[RECORDS]
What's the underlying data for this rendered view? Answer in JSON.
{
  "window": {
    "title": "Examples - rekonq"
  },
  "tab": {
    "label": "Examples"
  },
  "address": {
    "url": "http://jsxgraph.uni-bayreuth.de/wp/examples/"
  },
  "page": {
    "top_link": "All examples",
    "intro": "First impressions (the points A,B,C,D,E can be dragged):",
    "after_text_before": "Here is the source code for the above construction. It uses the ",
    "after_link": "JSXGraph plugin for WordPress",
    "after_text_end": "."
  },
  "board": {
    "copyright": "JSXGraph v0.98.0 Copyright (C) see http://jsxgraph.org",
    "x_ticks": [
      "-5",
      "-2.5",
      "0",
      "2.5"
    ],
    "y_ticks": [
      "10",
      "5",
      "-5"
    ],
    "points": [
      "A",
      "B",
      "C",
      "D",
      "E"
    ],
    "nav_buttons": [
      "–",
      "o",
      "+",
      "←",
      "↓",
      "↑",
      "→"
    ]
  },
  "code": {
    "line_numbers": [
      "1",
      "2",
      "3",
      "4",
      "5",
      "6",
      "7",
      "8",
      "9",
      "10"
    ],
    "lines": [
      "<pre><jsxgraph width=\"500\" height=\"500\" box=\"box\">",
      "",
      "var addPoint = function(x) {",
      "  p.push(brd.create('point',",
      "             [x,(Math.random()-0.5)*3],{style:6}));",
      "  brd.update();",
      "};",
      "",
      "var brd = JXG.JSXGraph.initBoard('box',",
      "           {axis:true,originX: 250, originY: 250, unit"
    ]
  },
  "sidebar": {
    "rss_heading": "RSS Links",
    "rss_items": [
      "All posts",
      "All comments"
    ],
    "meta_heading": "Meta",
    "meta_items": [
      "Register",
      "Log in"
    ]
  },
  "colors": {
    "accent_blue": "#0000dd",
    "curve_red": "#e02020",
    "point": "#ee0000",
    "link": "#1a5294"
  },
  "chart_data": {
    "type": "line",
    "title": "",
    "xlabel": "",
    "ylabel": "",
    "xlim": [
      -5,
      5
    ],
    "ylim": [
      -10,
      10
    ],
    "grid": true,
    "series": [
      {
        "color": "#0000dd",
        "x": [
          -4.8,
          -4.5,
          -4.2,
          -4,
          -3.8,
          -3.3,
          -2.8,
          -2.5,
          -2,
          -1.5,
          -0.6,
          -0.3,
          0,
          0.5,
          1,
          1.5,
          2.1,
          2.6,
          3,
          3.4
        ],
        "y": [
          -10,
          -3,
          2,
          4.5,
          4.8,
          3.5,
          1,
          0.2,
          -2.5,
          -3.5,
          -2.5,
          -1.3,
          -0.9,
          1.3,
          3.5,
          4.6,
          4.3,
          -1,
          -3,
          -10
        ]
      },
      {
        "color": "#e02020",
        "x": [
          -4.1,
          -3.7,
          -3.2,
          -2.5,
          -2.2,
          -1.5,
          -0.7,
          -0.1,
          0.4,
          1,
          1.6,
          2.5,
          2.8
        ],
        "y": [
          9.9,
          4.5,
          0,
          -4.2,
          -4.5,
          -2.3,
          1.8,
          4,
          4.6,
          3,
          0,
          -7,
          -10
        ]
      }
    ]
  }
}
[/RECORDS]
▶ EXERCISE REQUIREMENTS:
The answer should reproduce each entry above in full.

▶ TASK SOLUTION:
What's the underlying data for this rendered view? Answer in JSON.
{
  "window": {
    "title": "Examples - rekonq"
  },
  "tab": {
    "label": "Examples"
  },
  "address": {
    "url": "http://jsxgraph.uni-bayreuth.de/wp/examples/"
  },
  "page": {
    "top_link": "All examples",
    "intro": "First impressions (the points A,B,C,D,E can be dragged):",
    "after_text_before": "Here is the source code for the above construction. It uses the ",
    "after_link": "JSXGraph plugin for WordPress",
    "after_text_end": "."
  },
  "board": {
    "copyright": "JSXGraph v0.98.0 Copyright (C) see http://jsxgraph.org",
    "x_ticks": [
      "-5",
      "-2.5",
      "0",
      "2.5"
    ],
    "y_ticks": [
      "10",
      "5",
      "-5"
    ],
    "points": [
      "A",
      "B",
      "C",
      "D",
      "E"
    ],
    "nav_buttons": [
      "–",
      "o",
      "+",
      "←",
      "↓",
      "↑",
      "→"
    ]
  },
  "code": {
    "line_numbers": [
      "1",
      "2",
      "3",
      "4",
      "5",
      "6",
      "7",
      "8",
      "9",
      "10"
    ],
    "lines": [
      "<pre><jsxgraph width=\"500\" height=\"500\" box=\"box\">",
      "",
      "var addPoint = function(x) {",
      "  p.push(brd.create('point',",
      "             [x,(Math.random()-0.5)*3],{style:6}));",
      "  brd.update();",
      "};",
      "",
      "var brd = JXG.JSXGraph.initBoard('box',",
      "           {axis:true,originX: 250, originY: 250, unit"
    ]
  },
  "sidebar": {
    "rss_heading": "RSS Links",
    "rss_items": [
      "All posts",
      "All comments"
    ],
    "meta_heading": "Meta",
    "meta_items": [
      "Register",
      "Log in"
    ]
  },
  "colors": {
    "accent_blue": "#0000dd",
    "curve_red": "#e02020",
    "point": "#ee0000",
    "link": "#1a5294"
  },
  "chart_data": {
    "type": "line",
    "title": "",
    "xlabel": "",
    "ylabel": "",
    "xlim": [
      -5,
      5
    ],
    "ylim": [
      -10,
      10
    ],
    "grid": true,
    "series": [
      {
        "color": "#0000dd",
        "x": [
          -4.8,
          -4.5,
          -4.2,
          -4,
          -3.8,
          -3.3,
          -2.8,
          -2.5,
          -2,
          -1.5,
          -0.6,
          -0.3,
          0,
          0.5,
          1,
          1.5,
          2.1,
          2.6,
          3,
          3.4
        ],
        "y": [
          -10,
          -3,
          2,
          4.5,
          4.8,
          3.5,
          1,
          0.2,
          -2.5,
          -3.5,
          -2.5,
          -1.3,
          -0.9,
          1.3,
          3.5,
          4.6,
          4.3,
          -1,
          -3,
          -10
        ]
      },
      {
        "color": "#e02020",
        "x": [
          -4.1,
          -3.7,
          -3.2,
          -2.5,
          -2.2,
          -1.5,
          -0.7,
          -0.1,
          0.4,
          1,
          1.6,
          2.5,
          2.8
        ],
        "y": [
          9.9,
          4.5,
          0,
          -4.2,
          -4.5,
          -2.3,
          1.8,
          4,
          4.6,
          3,
          0,
          -7,
          -10
        ]
      }
    ]
  }
}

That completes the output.